GARDEN CLEANUP IS A DIRTY JOB. Protect hands with
disposable and water-resistant gloves, especially when
handling animal droppings. Seal gloves in a plastic bag
and throw away after using.
GIVE STANDING WATER MARCHING ORDERS. Drain water,
which mosquitoes love to lay eggs in, from flower pots and
saucers, garbage cans, fountains and other containers.
OPEN UP. When cleaning your garden shed or garage,
open doors and windows to ventilate. If using chemicals
or if cleaning animal waste, air out for at least 30 minutes
before going in.
MOPPING DROPPINGS. If your garage or shed has animal
droppings, do not vacuum or sweep them. Instead,
wearing gloves and a mask, soak with a solution of one
part bleach and nine parts water, then mop the area.
Seal solids in a plastic bag and put in the garbage.
TAKE OU T THE WOOD PILE(S). Dismantle wood piles with dry
rot or insects using a long-handled rake.
LOOK AHEAD. Before reaching under a deck or porch,
or between fence slats, take a quick peek. You’ll avoid
cuts, scrapes and bites.
CHEMICAL ALERT. Pesticides and fertilizers pack a punch.
It’s important to know how to use them—and how to
clean them up in case of a spill or leak.
COVER UP. Sunscreen, a wide-brimmed hat, mask,
long-sleeved shirt and full-length pants offer protection
when working around dirt, dust and garden chemicals.
WASH UP. It’s a good practice to wash your hands after being
outside and especially after handling animal waste, soil,
manure or compost—even if you’ve been wearing gloves.
IT’S TOUGHER THAN IT LOOKS. Be kind to your body when
digging, raking and hauling. Take lots of breaks and to
avoid sore muscles, see “Stretch It Out,” on page 38.
— Abby Miller
10 tips for garden safe cleanup
For more garden safety
information and advice,
contact Health Link Alberta
at 1-866-408-LINK (5465)

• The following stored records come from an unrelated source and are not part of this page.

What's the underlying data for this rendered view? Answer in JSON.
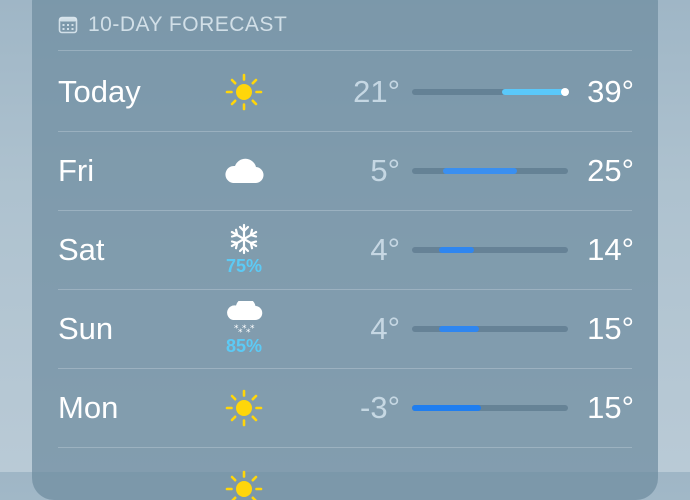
{
  "header": {
    "title": "10-DAY FORECAST",
    "icon": "calendar-icon"
  },
  "rows": [
    {
      "day": "Today",
      "icon": "sun-icon",
      "precip": "",
      "low": "21°",
      "high": "39°",
      "range_start": 0.58,
      "range_end": 0.98,
      "current": 0.98,
      "color": "#5ac8fa"
    },
    {
      "day": "Fri",
      "icon": "cloud-icon",
      "precip": "",
      "low": "5°",
      "high": "25°",
      "range_start": 0.2,
      "range_end": 0.67,
      "current": null,
      "color": "#3a8ff0"
    },
    {
      "day": "Sat",
      "icon": "snowflake-icon",
      "precip": "75%",
      "low": "4°",
      "high": "14°",
      "range_start": 0.17,
      "range_end": 0.4,
      "current": null,
      "color": "#2f86f0"
    },
    {
      "day": "Sun",
      "icon": "cloud-snow-icon",
      "precip": "85%",
      "low": "4°",
      "high": "15°",
      "range_start": 0.17,
      "range_end": 0.43,
      "current": null,
      "color": "#2f86f0"
    },
    {
      "day": "Mon",
      "icon": "sun-icon",
      "precip": "",
      "low": "-3°",
      "high": "15°",
      "range_start": 0.0,
      "range_end": 0.44,
      "current": null,
      "color": "#1f7ef0"
    }
  ]
}
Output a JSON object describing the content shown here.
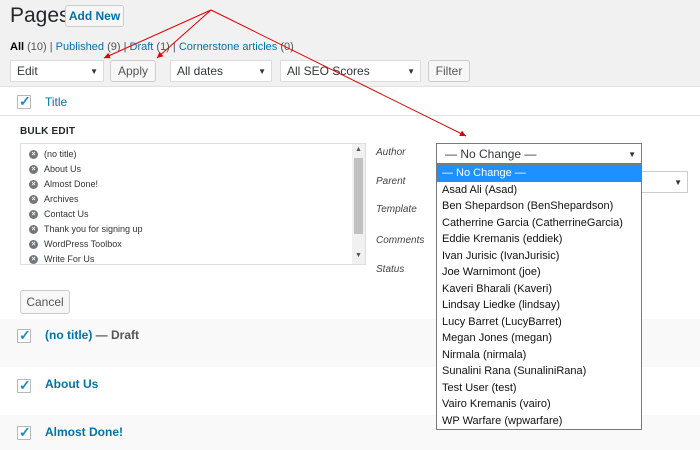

or visit healthlinkalberta.ca
If your garden is your sanctuary, keep it pastoral with these recommendations
to ready your outdoor retreat for the summer months